So Battery B only had canister for its 6-pdrs.  Battery C retained 6-pdr ammunition, at least at the end of the quarter, after turning in two 6-pdrs.  But those are small issues compared with Battery G, which had substantial amounts of ammunition for guns it had lost earlier.

Turning to the rifled projectiles, there are first the Hotchkiss:

0134_2_Snip_Ohio1

Two calibers to consider – 3-inch and 3.80-inch:

  • Battery A:  90 shot for 3.80-inch James.
  • Battery C: 102 shot, 379 fuse shell, and 96 bullet shell for 3.80-inch James.
  • Battery D: 54 canister and 60 bullet shell for 3-inch rifles.
  • Battery G: 77 canister, 96 percussion shell, 120 fuse shell, and 96 bullet shell for 3-inch rifles.
  • Battery H: 96 canister, 450 percussion shell, and 754 bullet shell for 3-inch rifles.
  • Battery M:  56 canister, 115 percussion shell, 40 fuse shell, and 180 bullet shell for 3-inch rifles; 75 shot and 56 bullet shell for 3.80-inch James.

A couple more Hotchkiss entries on the next page, along with one for James projectiles:

0135_1A_Snip_Ohio1

The last two Hotchkiss columns:

  • Battery A: 60 Hotchkiss canister for 3.80-inch James.
  • Battery M: 94 Hotchkiss canister for 3.80-inch James.

And just one column of James-patent:

  • Battery C: 61 James shells for 3.80-inch James.

Moving to the last page of rifled projectiles:

0135_2_Snip_Ohio1

Schenkl:

  • Battery A: 440 Schenkl shells for 3.80-inch James.
  • Battery B: 240 Schenkl shells for 3.80-inch James.
  • Battery C: 403 Schenkl shells for 3.80-inch James.
  • Battery M:  102 Schenkl shells for 3.80-inch James.

And Tatham:

  • Battery B: 200 canister for 3.80-inch James.
  • Battery M: 42 canister for 3.80-inch James.

Lastly, we move to the small arms:

0135_3_Snip_Ohio1

By battery:

  • Battery A: Three Navy revolvers and two cavalry sabers.
  • Battery B:  Three horse artillery sabers.
  • Battery C: Eight horse artillery sabers.
  • Battery G: Nine Navy revolvers and twelve horse artillery sabers.
  • Battery H: Twenty Army revolvers and fourty-eight horse artillery sabers.
  • Battery I: Twelve Navy revolvers and fourty-three horse artillery sabers.
  • Battery L: Eighteen Navy revolvers and thirty-seven horse artillery sabers.
  • Battery M: Seven Army revolvers and eight cavalry sabers.

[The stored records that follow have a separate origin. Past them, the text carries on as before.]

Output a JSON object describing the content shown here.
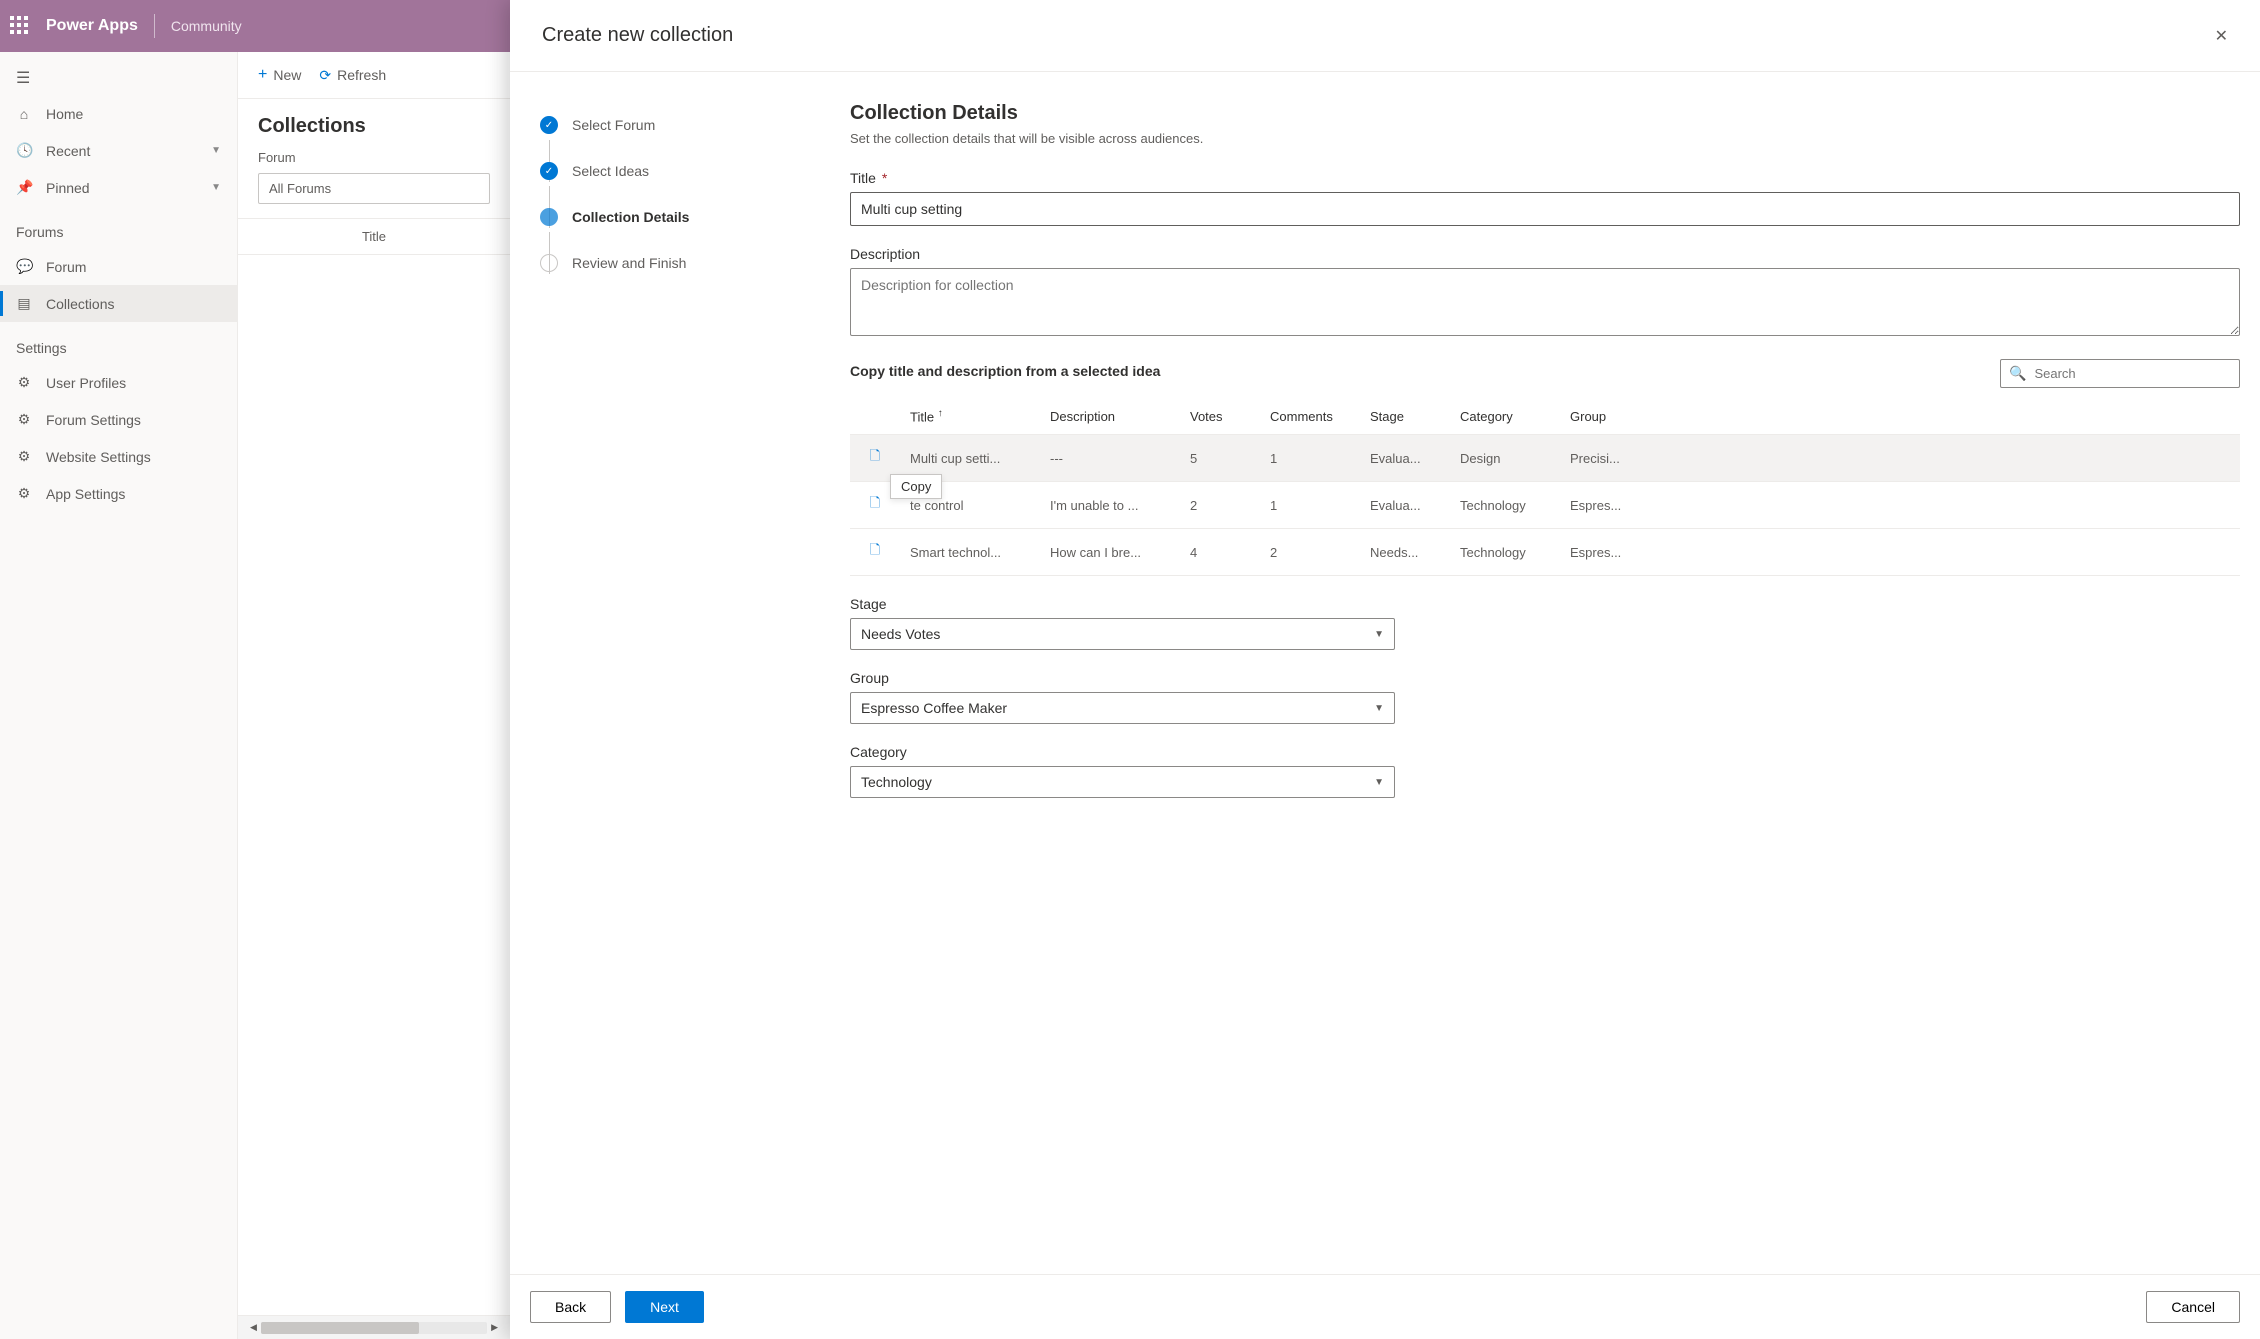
{
  "header": {
    "app_name": "Power Apps",
    "sub": "Community"
  },
  "nav": {
    "home": "Home",
    "recent": "Recent",
    "pinned": "Pinned",
    "section_forums": "Forums",
    "forum": "Forum",
    "collections": "Collections",
    "section_settings": "Settings",
    "user_profiles": "User Profiles",
    "forum_settings": "Forum Settings",
    "website_settings": "Website Settings",
    "app_settings": "App Settings"
  },
  "mid": {
    "new": "New",
    "refresh": "Refresh",
    "title": "Collections",
    "forum_label": "Forum",
    "forum_value": "All Forums",
    "col_title": "Title"
  },
  "panel": {
    "title": "Create new collection",
    "wizard": {
      "step1": "Select Forum",
      "step2": "Select Ideas",
      "step3": "Collection Details",
      "step4": "Review and Finish"
    },
    "content": {
      "heading": "Collection Details",
      "desc": "Set the collection details that will be visible across audiences.",
      "title_label": "Title",
      "title_value": "Multi cup setting",
      "desc_label": "Description",
      "desc_placeholder": "Description for collection",
      "copy_label": "Copy title and description from a selected idea",
      "search_placeholder": "Search",
      "tooltip": "Copy",
      "table": {
        "headers": {
          "title": "Title",
          "desc": "Description",
          "votes": "Votes",
          "comments": "Comments",
          "stage": "Stage",
          "category": "Category",
          "group": "Group"
        },
        "rows": [
          {
            "title": "Multi cup setti...",
            "desc": "---",
            "votes": "5",
            "comments": "1",
            "stage": "Evalua...",
            "category": "Design",
            "group": "Precisi..."
          },
          {
            "title": "te control",
            "desc": "I'm unable to ...",
            "votes": "2",
            "comments": "1",
            "stage": "Evalua...",
            "category": "Technology",
            "group": "Espres..."
          },
          {
            "title": "Smart technol...",
            "desc": "How can I bre...",
            "votes": "4",
            "comments": "2",
            "stage": "Needs...",
            "category": "Technology",
            "group": "Espres..."
          }
        ]
      },
      "stage_label": "Stage",
      "stage_value": "Needs Votes",
      "group_label": "Group",
      "group_value": "Espresso Coffee Maker",
      "category_label": "Category",
      "category_value": "Technology"
    },
    "footer": {
      "back": "Back",
      "next": "Next",
      "cancel": "Cancel"
    }
  }
}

Those eastern batteries seemed to carry more small arms than their western counterparts.